Here are some other readers' comments on "Moo Cow Moo"...

Windy Spencer wrote me, "I was surfing the web, found your site, and was very surprised to see 'Moo Cow Moo'. Growing up I was told the Moo Cow Moo over and over again, and now I tell it to my children, who also love it! The version I was told is a little different then the one on your site (her version was similar to the original poem), I spoke with my 83 year old Grandmother and told her the other version, she hadn't heard it that way before. She isn't sure of its origin, her father used to recite it to her while he was milking their cow."

Laura Soles wrote, "Just saw your note on the Moo Cow Moo. I never knew this as a song, but it was a poem I selected from 'The Book of Knowledge' encyclopedia to recite in elementary school. That would have been in the late 50's... I loved this poem and at 52 years old still recite it to my family. But I never heard the song. Thanks for the memory!"

Roy Stout wrote, " 'The Moo-Cow-Moo' was one of my favorite childhood poems. Mrs. Couch, my sixth grade teacher at F.S. Root Elementary School, Fayetteville, Arkansas, introduced me to it about forty years ago. The poem was written by Edmund Vance Cooke. I don't know exactly when, but it was at least early 1900's... Thanks for taking me back a few years."

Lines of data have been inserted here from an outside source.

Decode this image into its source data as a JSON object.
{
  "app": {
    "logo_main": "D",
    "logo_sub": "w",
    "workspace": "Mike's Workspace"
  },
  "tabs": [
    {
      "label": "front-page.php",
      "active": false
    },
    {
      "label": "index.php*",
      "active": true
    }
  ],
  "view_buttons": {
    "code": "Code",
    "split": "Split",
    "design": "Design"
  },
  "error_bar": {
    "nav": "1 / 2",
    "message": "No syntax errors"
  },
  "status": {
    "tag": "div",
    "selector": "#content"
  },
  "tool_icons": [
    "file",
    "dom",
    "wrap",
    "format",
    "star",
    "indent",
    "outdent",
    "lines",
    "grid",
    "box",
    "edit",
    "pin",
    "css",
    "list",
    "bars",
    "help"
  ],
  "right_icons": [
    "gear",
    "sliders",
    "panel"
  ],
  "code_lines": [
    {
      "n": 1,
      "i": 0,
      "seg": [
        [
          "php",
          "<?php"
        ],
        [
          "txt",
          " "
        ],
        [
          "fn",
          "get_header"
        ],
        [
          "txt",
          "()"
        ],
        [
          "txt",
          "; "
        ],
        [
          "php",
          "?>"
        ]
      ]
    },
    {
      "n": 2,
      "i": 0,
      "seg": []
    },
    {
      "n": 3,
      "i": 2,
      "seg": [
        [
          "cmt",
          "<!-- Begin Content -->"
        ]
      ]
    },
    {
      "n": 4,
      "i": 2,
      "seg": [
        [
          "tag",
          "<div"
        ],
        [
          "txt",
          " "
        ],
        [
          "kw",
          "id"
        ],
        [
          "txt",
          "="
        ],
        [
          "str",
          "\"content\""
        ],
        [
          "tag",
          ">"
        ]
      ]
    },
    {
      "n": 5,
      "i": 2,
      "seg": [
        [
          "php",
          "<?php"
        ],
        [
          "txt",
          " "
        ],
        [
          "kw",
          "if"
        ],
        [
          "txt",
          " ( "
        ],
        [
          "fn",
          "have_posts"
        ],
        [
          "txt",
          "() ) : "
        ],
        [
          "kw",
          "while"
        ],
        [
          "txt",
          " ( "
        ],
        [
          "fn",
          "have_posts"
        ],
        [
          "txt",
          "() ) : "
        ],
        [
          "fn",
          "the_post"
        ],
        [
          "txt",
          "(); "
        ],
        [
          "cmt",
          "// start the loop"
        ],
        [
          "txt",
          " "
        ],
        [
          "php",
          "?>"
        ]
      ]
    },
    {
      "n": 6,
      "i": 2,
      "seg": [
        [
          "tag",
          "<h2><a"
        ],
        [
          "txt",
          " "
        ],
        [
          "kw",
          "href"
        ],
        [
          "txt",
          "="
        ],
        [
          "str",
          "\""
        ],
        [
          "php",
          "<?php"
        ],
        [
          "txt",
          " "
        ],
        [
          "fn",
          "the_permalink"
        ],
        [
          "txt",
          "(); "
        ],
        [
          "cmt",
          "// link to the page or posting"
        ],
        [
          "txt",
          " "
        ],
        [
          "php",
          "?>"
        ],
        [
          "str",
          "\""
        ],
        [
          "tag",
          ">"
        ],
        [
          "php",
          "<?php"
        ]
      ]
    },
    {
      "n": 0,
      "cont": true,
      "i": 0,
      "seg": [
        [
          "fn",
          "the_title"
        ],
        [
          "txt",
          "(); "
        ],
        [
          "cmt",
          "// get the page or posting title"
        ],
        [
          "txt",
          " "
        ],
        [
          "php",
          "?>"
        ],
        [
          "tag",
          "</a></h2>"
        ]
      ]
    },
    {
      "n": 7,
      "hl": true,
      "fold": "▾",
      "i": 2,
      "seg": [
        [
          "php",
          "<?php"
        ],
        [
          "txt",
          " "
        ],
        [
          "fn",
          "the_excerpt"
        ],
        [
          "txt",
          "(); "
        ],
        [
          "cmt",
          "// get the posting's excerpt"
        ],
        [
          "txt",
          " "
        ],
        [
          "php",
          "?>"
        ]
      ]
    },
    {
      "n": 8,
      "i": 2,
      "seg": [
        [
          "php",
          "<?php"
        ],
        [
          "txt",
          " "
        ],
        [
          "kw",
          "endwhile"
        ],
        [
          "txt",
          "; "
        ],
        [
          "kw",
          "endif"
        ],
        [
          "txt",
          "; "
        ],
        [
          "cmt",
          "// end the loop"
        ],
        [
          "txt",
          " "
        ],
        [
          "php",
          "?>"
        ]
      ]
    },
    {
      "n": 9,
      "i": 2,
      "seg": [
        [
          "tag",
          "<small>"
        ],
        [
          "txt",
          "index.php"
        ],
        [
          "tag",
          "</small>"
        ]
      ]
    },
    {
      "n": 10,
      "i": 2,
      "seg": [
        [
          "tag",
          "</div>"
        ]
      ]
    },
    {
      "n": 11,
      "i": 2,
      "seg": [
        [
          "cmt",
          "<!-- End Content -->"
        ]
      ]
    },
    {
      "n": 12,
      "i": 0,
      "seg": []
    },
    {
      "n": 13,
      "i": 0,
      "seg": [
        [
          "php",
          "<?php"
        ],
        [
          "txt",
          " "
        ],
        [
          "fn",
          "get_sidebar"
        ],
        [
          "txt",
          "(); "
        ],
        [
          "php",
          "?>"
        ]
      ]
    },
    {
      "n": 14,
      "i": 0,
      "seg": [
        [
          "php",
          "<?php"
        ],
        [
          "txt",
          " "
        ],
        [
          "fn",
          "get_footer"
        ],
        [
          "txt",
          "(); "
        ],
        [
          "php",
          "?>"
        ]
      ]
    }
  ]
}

Joseph F. Clayworth wrote, "... thanks for publishing this poem. I have been trying to find it for many years. My Dad used to recite this to me back in the 'old days' ... 1940's or so. There is one 'interpretation' (I won't say correction) that you might want to change. The line:

'And I wasn't afraid cat much,'
should read 'And I wasn't a fraid'-cat much.'

I used to hear 'scaredy-cat' and 'fraidy-cat' used interchangeably, by my peers, in the 2nd grade or so. The poet, I think, was using a contraction of 'fraidy-cat'.

Thanks again Joe"

Here's another note I received:


I found a letter in a copy of a 1907 copy of White Hyacinths by Elbert Hubbard. It was a copy of the Moo Cow Moo song copied from the Nov. 21, 1903 Sat Evening Post! Word for word.

My pa held me up to the moo-cow-moo
So close that I could almost touch,
En, I fed him a time or two,
En, I wasnt a fraid-cat- much.

But if my papa goes into the house,
En mamma, she goes in, too
I just keep still, like a little mouse,
For the moo-cow-moo might moo.

I have a hard time reading the second page-very faded.

Thank you for more info on my 'find'."

Thanks and Acknowledgements

Many thanks to Heidi from Greenville for contributing this song. I would also like to thank Joyce Smith, Dorothy Pollak, Steve West, Peggy Brunyansky and Jerry Welner for writing me regarding "Moo Cow Moo". - Mama Lisa

Thank you very much!